*** Records Section Begins ***

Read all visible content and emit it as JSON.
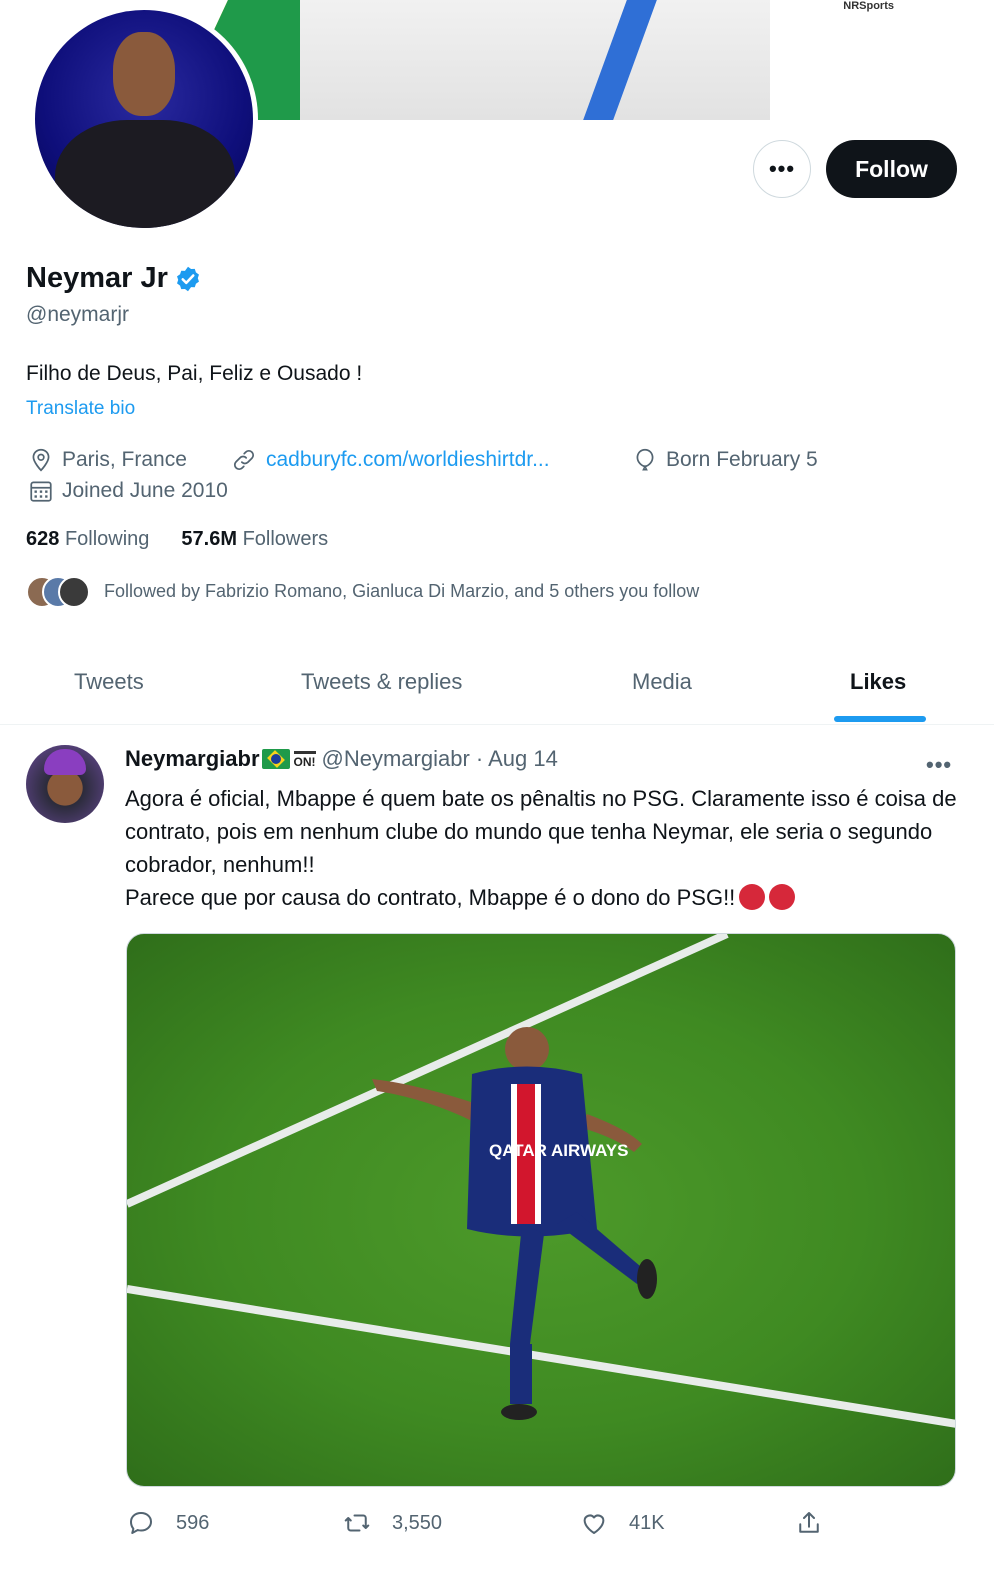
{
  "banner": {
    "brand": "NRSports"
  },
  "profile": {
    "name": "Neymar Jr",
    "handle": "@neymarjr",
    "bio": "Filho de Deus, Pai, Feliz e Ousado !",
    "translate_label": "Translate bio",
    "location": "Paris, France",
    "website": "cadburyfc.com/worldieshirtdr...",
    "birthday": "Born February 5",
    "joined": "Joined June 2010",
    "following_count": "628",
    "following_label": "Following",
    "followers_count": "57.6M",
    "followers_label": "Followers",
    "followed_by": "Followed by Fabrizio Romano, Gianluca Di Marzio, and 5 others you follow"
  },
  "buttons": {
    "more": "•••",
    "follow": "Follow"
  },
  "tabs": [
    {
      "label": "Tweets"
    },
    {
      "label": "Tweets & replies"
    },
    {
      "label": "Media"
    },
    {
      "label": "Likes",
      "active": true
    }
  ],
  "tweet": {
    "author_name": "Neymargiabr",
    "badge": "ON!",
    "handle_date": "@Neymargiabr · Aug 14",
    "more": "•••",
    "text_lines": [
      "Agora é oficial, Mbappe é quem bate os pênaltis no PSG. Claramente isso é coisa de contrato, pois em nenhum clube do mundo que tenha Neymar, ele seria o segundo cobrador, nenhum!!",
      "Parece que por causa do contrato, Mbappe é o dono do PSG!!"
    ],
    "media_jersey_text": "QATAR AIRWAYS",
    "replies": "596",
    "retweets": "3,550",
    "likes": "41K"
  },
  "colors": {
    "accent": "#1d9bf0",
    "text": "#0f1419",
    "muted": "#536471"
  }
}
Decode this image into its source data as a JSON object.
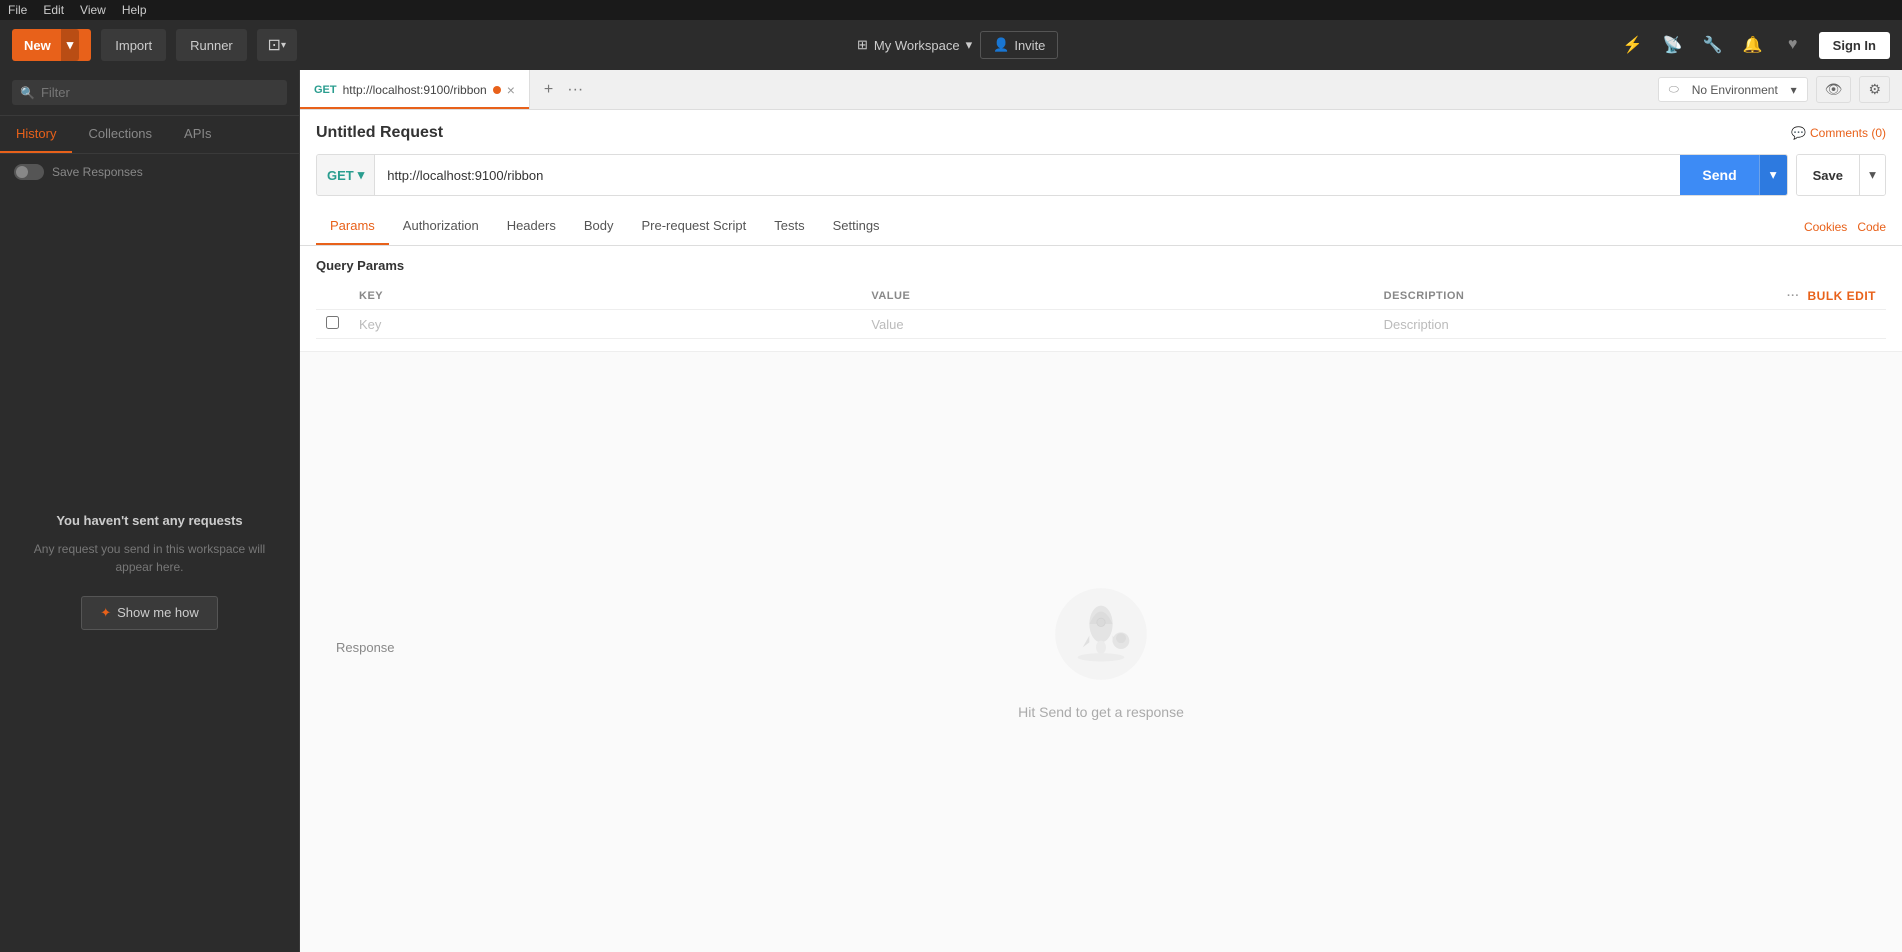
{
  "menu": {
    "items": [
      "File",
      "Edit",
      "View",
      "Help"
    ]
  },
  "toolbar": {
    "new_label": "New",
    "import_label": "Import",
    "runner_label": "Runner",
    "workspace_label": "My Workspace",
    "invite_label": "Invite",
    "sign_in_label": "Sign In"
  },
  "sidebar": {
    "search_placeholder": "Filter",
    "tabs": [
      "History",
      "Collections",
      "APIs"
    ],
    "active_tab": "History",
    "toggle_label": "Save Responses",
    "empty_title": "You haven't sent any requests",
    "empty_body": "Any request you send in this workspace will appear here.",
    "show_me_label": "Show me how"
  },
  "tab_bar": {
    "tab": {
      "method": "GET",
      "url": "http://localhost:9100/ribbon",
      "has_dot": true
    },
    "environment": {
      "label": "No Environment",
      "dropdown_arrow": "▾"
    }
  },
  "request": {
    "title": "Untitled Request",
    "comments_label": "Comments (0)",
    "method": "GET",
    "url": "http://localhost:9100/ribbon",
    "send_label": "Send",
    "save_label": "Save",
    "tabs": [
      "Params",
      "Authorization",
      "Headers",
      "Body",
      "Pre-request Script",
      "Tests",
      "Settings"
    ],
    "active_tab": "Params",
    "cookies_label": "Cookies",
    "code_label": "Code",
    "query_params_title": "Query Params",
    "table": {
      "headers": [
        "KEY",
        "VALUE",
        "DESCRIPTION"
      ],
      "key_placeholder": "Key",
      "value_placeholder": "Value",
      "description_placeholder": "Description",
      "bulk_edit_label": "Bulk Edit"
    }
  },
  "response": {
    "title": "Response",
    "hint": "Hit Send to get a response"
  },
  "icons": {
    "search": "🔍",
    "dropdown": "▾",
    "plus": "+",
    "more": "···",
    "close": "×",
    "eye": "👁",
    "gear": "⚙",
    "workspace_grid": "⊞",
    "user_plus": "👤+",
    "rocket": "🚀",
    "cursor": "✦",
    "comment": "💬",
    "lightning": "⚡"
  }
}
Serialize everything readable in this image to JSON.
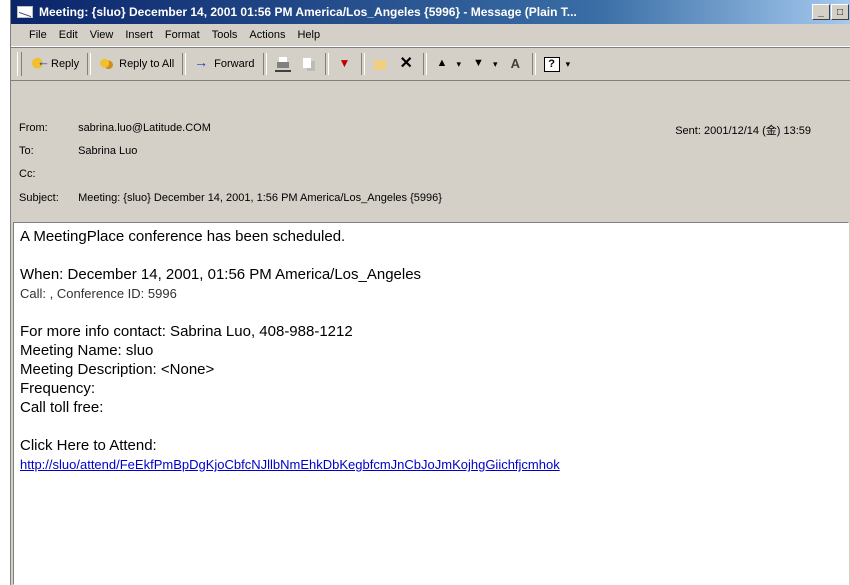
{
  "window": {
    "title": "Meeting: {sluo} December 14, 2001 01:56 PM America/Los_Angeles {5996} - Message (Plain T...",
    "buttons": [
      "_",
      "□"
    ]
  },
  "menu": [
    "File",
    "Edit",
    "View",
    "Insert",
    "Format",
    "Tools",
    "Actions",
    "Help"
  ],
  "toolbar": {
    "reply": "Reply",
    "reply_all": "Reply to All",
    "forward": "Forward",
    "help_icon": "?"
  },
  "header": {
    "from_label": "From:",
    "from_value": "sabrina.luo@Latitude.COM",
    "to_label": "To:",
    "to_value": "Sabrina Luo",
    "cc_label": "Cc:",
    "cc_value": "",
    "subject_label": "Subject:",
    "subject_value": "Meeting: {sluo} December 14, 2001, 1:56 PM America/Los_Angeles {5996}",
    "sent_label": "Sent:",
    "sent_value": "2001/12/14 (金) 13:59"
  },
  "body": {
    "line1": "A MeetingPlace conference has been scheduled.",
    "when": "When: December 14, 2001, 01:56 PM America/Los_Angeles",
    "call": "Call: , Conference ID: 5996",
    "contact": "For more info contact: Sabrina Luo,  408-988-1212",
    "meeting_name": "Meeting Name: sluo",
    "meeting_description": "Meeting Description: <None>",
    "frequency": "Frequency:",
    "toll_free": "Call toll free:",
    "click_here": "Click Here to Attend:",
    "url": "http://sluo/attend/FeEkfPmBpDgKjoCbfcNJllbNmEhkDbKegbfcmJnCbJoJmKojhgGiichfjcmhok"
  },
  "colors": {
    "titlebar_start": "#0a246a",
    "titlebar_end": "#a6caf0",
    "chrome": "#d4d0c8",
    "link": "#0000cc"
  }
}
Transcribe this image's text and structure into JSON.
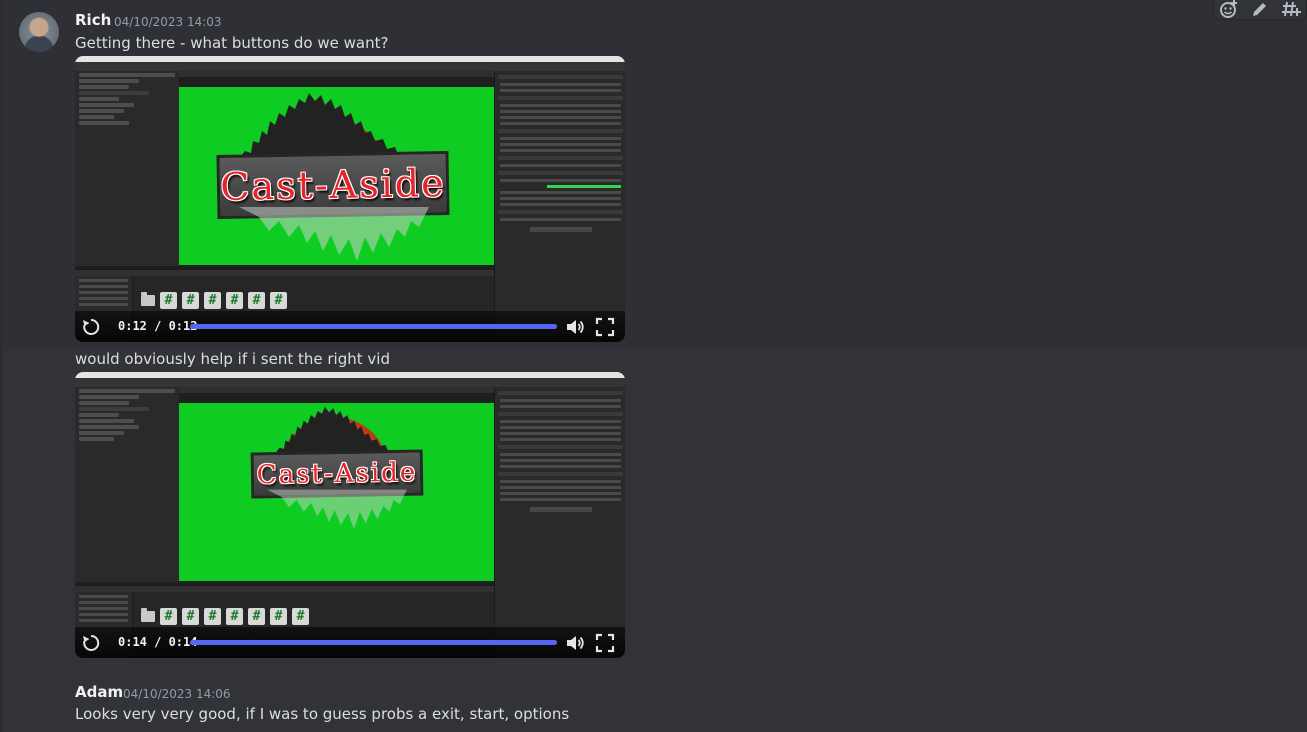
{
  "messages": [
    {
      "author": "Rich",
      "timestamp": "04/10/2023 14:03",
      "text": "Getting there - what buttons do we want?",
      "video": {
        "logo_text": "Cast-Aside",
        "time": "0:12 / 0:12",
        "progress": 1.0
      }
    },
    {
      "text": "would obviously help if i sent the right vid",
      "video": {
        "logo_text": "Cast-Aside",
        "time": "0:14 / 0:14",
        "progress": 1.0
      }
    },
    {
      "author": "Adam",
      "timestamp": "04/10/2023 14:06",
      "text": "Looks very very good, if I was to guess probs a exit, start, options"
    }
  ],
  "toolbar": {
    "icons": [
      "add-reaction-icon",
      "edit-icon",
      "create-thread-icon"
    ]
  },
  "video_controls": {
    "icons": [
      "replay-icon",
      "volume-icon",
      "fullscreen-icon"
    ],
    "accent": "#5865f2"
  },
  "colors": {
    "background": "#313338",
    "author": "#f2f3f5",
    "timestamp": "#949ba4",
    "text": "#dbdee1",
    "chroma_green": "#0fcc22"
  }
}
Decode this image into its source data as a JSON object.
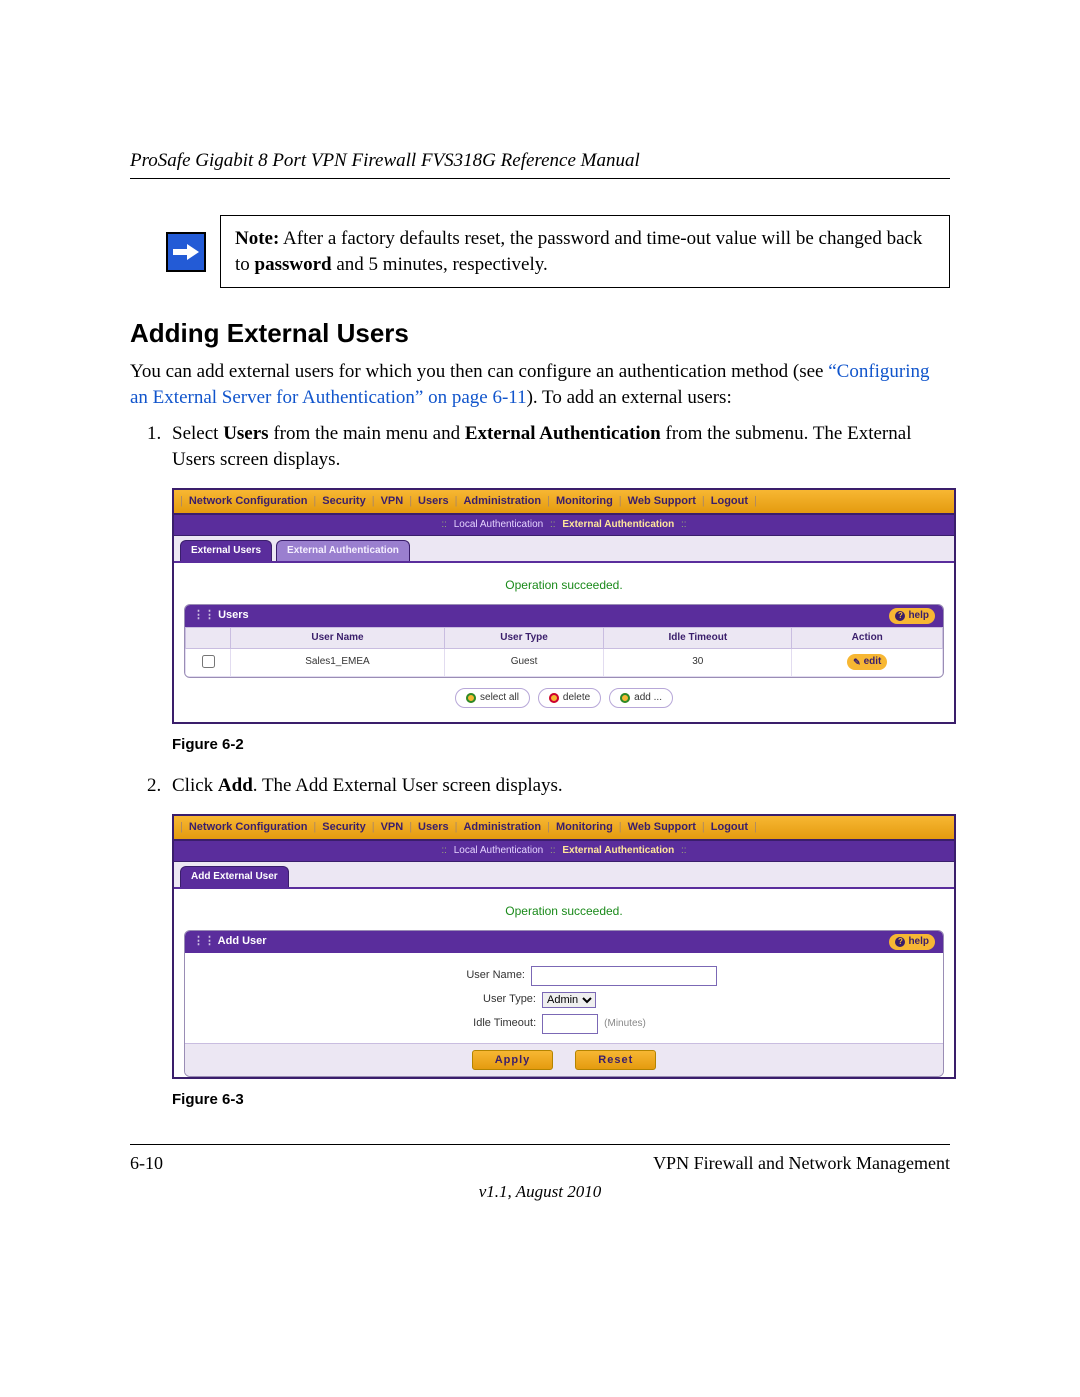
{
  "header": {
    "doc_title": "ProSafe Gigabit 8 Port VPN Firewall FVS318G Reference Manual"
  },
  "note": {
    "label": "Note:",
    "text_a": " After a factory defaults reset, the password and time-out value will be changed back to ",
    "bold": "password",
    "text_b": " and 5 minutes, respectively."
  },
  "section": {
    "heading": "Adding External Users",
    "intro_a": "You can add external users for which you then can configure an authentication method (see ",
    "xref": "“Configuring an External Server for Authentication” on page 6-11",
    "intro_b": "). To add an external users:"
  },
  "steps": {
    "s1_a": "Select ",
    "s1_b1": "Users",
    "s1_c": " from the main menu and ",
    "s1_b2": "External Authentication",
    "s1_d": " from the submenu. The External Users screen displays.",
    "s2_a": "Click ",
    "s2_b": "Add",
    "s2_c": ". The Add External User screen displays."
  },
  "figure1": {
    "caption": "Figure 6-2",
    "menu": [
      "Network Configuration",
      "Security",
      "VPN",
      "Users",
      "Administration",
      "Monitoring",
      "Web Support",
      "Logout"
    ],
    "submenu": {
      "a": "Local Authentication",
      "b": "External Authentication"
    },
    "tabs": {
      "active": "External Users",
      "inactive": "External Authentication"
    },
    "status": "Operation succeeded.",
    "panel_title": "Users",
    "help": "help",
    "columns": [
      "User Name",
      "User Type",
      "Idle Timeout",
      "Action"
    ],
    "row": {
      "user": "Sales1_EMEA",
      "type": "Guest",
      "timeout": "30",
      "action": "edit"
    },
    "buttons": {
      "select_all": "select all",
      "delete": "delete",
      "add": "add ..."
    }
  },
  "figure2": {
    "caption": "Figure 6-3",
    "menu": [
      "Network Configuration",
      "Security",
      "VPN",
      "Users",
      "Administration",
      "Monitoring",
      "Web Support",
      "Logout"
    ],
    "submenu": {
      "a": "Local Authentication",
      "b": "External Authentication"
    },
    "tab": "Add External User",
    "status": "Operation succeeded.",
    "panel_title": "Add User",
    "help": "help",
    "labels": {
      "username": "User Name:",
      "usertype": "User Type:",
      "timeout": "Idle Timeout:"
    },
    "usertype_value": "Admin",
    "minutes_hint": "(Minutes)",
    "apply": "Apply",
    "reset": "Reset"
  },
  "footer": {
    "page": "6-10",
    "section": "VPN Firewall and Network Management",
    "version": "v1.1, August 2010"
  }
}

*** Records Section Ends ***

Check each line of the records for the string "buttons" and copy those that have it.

◆ Answer area ◆
  "buttons": {
    "buttons": [
      "text": "Getting there - what buttons do we want?",
    "buttons": {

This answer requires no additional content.